# [Your goal]
Wherever the string "options" shows up in the data below, copy the whole line.

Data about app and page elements
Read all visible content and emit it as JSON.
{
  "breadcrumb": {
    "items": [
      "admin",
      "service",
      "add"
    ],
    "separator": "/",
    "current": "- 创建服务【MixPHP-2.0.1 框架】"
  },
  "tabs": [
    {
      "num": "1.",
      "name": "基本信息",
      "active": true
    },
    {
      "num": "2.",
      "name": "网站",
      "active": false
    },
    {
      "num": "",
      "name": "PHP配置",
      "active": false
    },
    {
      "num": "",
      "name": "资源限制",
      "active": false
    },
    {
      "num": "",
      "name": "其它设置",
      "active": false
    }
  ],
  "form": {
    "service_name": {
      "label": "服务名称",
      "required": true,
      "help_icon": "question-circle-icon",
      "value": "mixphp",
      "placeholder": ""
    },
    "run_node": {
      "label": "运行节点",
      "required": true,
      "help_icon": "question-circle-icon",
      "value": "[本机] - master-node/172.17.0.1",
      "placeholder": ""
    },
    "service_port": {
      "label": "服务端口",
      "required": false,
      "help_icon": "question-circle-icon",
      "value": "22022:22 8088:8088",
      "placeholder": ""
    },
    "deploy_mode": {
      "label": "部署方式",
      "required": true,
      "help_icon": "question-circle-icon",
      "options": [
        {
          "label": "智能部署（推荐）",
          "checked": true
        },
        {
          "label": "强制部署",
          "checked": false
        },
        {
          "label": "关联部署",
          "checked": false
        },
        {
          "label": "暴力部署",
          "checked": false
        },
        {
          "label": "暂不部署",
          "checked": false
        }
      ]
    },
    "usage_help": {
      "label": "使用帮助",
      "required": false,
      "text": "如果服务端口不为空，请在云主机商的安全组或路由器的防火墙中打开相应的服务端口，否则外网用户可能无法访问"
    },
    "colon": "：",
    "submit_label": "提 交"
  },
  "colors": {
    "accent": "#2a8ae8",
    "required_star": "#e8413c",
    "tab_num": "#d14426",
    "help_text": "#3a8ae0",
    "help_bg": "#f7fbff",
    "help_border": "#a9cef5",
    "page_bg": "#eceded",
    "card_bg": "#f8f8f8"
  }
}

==

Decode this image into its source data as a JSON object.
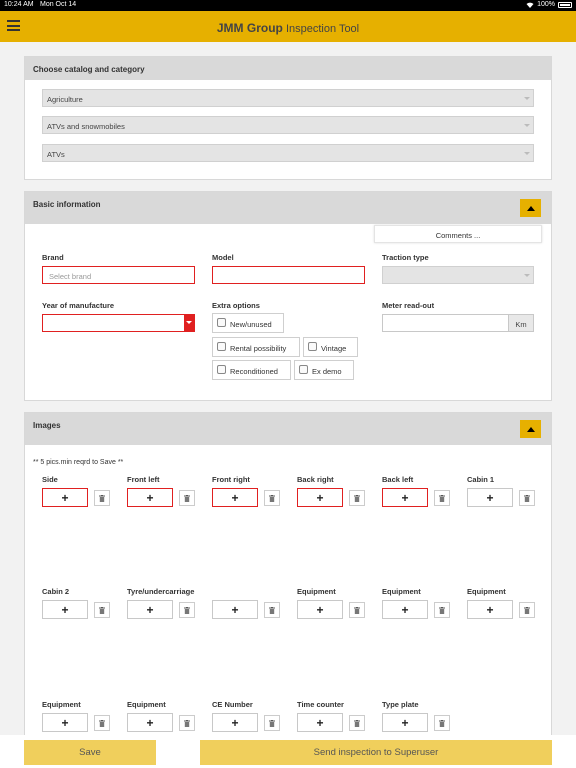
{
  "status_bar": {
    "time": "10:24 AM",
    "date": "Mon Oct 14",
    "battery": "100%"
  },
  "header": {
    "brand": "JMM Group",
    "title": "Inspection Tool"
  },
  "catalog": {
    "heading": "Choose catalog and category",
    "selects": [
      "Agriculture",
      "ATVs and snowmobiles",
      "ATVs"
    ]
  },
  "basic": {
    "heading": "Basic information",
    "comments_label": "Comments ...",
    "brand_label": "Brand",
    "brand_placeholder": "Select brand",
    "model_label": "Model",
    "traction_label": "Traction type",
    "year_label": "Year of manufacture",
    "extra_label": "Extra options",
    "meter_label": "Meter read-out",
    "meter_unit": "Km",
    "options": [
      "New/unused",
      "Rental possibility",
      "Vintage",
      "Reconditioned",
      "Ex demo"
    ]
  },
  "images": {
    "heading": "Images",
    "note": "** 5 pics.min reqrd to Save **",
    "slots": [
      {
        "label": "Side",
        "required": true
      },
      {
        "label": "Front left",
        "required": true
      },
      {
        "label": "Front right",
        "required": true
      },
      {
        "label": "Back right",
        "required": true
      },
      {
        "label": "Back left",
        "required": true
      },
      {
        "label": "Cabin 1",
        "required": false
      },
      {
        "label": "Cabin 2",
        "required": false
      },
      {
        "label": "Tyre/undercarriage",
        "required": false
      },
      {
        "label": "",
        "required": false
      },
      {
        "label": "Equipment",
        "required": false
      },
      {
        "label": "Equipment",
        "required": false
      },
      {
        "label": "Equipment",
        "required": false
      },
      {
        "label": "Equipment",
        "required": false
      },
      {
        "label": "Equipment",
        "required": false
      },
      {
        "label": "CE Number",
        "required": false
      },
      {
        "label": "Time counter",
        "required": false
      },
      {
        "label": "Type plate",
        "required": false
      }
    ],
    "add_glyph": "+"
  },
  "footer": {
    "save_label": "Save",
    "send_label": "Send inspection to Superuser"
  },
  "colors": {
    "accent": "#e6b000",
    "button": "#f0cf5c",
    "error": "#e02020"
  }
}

# [Exercise solution]
      "options": [
    "extra_label": "Extra options",
    "options": [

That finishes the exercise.